▸ RECORDS FOR THIS TASK:
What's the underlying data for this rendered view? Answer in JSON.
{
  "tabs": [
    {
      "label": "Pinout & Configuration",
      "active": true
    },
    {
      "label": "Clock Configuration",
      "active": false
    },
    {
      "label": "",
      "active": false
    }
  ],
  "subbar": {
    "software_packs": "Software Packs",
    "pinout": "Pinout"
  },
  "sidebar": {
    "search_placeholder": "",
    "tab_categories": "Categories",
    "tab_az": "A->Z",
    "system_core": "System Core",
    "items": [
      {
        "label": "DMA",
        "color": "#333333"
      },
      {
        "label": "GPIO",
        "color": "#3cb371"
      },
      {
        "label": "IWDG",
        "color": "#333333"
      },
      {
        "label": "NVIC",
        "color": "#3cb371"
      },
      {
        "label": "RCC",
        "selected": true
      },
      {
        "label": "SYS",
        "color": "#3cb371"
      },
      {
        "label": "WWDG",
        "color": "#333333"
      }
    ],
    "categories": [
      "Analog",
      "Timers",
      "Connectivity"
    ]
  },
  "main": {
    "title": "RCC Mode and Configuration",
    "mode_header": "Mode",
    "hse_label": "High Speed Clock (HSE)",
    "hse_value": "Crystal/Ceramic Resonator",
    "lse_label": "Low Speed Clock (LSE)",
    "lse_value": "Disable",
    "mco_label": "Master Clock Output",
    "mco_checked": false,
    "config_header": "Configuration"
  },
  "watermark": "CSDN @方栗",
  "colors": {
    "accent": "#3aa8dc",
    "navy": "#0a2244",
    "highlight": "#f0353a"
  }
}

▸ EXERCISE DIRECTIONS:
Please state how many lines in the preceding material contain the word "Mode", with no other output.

▸ ANSWER SPACE:
2